NoiseI’ve recently found myself in a situation that many fast-growing companies experience: an overcrowded work-space.

What was once the perfect-sized space quickly became too little, too late.

And for companies that don’t have the available capital to adjust to this change, it creates a unique challenge for those working there where distraction and congestion become a daily fact of life.

Am I talking about my own company’s corporate office? No not at all; our office is huge. I’m talking about my home office here in San Diego.

You see, before my son was born, my wife went to work and was gone most of the day. I had our wonderful two-bedroom all to myself for at least eight hours. It was great. It was quiet. And it was productive.

Things have definitely changed. Bailey is now three weeks old and we’re just starting to figure out how to adjust to the many changes involved in starting a family. For the first week, my mother stayed with us in the “office,” and the last two weeks it’s been my mother-in-law.

It takes a village to raise a child. I get that. I love seeing my wife so much. I love my baby. And I am grateful for the help and experience my mother and mother-in-law have provided.

But I am not happy about three new people in what was once my office space. Adjusting has not be easy, but below are some of the things I’ve done that have helped me. These things can help you deal with an overcrowded office, too.

 

Find a Space Where You Can Concentrate

MRI Software HQ is a pretty vast office. It was a huge building that housed 95% of our workforce (most Account Executives like me work from home). But there were times where I simply didn’t want to be bothered by anyone while I prepped for a demo or had a project coming up. I had everything I needed at my desk, except peace and quiet.

I needed a place where I could concentrate. I know this isn’t always the case, but I was able to simply go to a different area of the office or take over an available conference room.

I wasn’t disappearing or going into hiding. If it was important, an email or call could still reach me. But I wanted to eliminate the physical distractions that were happening around me.

Since Grandma has been in the second bedroom, a.k.a. “the office,” I’ve had to find other arrangements for those early-morning, 6 a.m. (9 a.m. EST) conference calls. Since I don’t want to wake her up, or my wife or the baby, I’ve come to find a new appreciation for Starbucks and my living room table.
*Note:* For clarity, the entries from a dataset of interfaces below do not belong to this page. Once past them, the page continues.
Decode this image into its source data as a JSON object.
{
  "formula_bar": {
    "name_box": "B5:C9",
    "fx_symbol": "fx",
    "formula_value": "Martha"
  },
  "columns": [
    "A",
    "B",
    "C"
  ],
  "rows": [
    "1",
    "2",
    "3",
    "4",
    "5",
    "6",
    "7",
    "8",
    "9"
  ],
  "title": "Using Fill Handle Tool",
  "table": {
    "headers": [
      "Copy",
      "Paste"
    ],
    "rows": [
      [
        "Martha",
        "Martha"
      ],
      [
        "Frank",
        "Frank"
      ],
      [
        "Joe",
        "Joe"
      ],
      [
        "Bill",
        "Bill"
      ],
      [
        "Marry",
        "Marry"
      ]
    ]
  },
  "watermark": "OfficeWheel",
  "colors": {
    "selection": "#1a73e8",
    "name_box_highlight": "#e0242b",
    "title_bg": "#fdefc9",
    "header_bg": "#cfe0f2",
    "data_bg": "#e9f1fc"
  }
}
This is not rocket science. I am merely adapting to the situation and finding out what works best. For example, the dinner table is much better for me then the couch or rocking chair. I’m more comfortable and more focused. Starbucks is better for me then the bookstore or local bagel shop — better coffee and quieter people.

For you, one conference room may be better than others. A bookstore might be more convenient than a coffee shop. Find a place, at your office or not, that works for you.

 

Figure Out What Your Distractors Are

When I’m in the home office, I don’t usually have a problem when someone needs to come in and get something. We’re also in the process of moving, so boxes are going in and out of the room.

Doesn’t bother me for some reason. Kid in the other room? Doesn’t bother me. Dishwasher running? Doesn’t bother me.

But laundry being done? Drives me crazy!

Figure out what it is in the office that really distracts you, and you’ll be able to avoid these things or minimize their impact. (Click here to tweet this thought.)

 

Set Boundaries

When I figured out the laundry machine drives me crazy while I’m trying to work, I asked my wife to give me ample warning that it was going to be a big laundry day.

Or if I had a demonstration that needed a good amount of quiet time, I’d let her know so that she wouldn’t accidentally come in to talk to me, not realizing that I was in the middle of a phone conversation and everyone could hear about our lack of baby wipes.

At work, set boundaries by asking those around you to be respectful and considerate to you and everyone around them. As long as you do the same, there shouldn’t be any problem with this.

I understand some things can’t always be avoided. If you have someone next to you who laughs really loud, it’s hard to say, “Hey, can you lower your laugh volume?” But for situations like that, see the first tip: If the situation can’t move, move from the situation.

 

Be Ready With Back Up Options

Things happen. Your first choice of Starbucks, the corner conference room or your favorite chair may not be available.

In addition to having alternative work areas, have multiple options in case something isn’t working out.

Situations can change, especially if new employees are coming in before a move is possible for you.

In summary, remember that it’s most important for you to be productive in your work environment. Things can happen that make that all but impossible. It’s your job to recognize that and make the changes you can to fix it.

Good luck!

How have you found ways to cope with environmental distractions while working?

This post originally appeared on the Sales Pro Blog.

Image: Flickr